Seeking Paradise: The Spirit of the Shakers

Orbis, 2003

Reviewed by Aaron J. Ghiloni, Education Officer of the Moreton Rivers Presbytery.

A monk admires furniture. A mysticsnaps photographs. A workman responds to the call of God by building a chest of drawers.

Thomas Merton’s Seeking Paradise – a collection of photographs, conference talks, essays, and personal correspondence on topic of American Shakers– beautifully blurs the boundaries between craftsmanship and spirituality.

In this book, one of the twentieth-century’s most notable spiritual writers considers the goodness of barns, fruit crates, and dinner tables.

The spirit of the book is summed up in this memorable line: “The peculiar grace of a Shaker chair is due to the fact that it was made by someone capable of believing that an angel might come and sit on it.”

Mr Merton saw deep correspondences between his own Cistercian monastery and the life of these heterodox American mystics.

What united them was not only a shared sense of transcendence, closed communities, or a mutual emphasis on prayer, but a profound appreciation for work.

Honest work.

Simple work.

Spiritual work.

Indeed, a real gem of the collection is a transcript of a conference talk Mr Merton gave on the theme of the goodness of work.

He asserts that one should not first workand then go off and pray.

Rather, the Shakers teach us to find God in our work.

Good labour is like good prayer; indeed, it can be prayer.

The text itself, masterfully introduced and edited by Paul Pearson, has this honest, simple, prayerful feel, and hence, is of more than historical interest.

Like Mr Merton’s earlier Silence in Heaven, this book is filled with stunning black-and-white photographs taken by Mr Merton himself.
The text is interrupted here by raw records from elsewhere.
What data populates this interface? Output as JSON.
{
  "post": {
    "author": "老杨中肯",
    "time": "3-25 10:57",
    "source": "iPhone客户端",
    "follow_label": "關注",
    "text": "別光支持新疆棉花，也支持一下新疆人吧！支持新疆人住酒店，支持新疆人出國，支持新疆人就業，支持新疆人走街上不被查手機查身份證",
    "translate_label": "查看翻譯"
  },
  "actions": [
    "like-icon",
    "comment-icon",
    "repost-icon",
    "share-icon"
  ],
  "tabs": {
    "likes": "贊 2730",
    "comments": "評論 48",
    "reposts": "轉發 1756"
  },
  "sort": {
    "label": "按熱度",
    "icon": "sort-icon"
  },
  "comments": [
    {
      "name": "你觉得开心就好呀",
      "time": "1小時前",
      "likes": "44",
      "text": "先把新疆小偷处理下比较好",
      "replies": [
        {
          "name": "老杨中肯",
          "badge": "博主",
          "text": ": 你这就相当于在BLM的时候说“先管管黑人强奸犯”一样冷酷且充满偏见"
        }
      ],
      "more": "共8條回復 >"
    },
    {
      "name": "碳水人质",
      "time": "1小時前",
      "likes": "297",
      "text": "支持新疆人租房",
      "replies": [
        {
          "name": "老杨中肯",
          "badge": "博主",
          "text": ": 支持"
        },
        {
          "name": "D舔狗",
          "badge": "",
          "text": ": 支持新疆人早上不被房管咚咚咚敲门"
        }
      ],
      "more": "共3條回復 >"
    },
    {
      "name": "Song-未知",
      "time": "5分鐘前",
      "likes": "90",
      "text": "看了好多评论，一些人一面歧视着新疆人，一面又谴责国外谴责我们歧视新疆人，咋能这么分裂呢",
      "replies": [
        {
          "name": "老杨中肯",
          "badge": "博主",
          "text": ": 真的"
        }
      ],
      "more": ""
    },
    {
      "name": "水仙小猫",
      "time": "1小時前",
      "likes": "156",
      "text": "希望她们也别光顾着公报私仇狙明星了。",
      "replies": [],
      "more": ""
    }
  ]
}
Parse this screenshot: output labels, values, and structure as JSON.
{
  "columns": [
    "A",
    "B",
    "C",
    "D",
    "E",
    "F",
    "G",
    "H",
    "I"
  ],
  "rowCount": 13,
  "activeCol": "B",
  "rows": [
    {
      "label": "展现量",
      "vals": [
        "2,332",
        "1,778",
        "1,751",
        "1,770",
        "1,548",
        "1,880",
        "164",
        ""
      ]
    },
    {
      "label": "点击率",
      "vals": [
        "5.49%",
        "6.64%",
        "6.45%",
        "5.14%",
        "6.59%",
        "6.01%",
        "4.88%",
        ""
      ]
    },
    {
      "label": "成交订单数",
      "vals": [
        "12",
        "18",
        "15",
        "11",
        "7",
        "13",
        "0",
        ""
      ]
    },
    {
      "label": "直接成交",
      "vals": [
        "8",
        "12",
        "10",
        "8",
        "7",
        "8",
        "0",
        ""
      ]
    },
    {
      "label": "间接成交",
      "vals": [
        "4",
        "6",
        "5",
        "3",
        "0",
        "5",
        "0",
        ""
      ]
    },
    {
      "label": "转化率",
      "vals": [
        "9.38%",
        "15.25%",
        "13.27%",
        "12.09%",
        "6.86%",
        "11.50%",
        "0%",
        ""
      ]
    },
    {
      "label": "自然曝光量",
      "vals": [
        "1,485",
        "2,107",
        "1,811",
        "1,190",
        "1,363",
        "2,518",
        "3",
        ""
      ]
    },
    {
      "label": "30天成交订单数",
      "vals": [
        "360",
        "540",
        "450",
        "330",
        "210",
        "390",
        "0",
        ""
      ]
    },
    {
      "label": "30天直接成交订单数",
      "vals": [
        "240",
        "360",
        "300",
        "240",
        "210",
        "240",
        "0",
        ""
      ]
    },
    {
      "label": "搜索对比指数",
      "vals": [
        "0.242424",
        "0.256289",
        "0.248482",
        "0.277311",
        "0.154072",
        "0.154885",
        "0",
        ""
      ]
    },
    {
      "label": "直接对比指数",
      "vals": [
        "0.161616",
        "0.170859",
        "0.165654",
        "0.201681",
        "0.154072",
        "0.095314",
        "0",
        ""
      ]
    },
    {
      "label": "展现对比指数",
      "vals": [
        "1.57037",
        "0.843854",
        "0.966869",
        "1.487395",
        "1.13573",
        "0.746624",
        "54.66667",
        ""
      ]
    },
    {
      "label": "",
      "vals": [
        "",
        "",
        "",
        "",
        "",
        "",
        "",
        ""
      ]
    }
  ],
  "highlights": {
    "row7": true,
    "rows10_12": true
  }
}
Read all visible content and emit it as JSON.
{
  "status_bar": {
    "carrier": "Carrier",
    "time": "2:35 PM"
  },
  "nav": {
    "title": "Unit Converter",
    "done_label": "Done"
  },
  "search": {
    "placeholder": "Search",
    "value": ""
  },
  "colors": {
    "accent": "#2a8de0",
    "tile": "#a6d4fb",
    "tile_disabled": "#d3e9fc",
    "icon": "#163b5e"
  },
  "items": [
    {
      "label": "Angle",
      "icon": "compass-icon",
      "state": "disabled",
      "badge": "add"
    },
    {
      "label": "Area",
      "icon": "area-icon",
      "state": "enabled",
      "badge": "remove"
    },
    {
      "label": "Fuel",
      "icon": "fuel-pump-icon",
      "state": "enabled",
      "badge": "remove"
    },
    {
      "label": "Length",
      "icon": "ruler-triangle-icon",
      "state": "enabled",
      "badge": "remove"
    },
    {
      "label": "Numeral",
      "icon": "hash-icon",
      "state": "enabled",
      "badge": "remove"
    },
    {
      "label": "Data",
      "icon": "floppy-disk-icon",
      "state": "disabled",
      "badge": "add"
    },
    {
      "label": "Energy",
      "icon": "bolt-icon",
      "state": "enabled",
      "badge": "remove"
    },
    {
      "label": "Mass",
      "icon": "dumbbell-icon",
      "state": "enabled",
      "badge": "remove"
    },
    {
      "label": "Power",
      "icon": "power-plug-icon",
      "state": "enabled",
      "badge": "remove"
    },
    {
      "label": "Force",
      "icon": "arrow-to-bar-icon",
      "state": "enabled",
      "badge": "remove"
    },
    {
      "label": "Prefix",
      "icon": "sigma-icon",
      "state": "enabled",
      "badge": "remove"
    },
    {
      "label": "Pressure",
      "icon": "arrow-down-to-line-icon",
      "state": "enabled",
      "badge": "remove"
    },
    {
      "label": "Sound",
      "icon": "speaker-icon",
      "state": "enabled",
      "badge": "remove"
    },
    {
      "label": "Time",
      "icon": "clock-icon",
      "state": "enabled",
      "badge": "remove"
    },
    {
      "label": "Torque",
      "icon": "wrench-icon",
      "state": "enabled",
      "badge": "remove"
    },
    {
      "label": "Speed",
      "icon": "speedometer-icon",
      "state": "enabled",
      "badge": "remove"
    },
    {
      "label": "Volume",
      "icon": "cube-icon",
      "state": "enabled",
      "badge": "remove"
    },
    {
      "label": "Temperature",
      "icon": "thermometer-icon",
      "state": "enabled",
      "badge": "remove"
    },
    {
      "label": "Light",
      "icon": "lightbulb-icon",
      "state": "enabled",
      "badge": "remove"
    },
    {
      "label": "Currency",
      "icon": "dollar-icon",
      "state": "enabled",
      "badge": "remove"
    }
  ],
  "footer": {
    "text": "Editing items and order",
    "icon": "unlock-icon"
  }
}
The photos, carefully laid-out amidst wide margins, themselves have a contemplative stillness about them.

As one reads and gazes, they may find that they too are seeking paradise.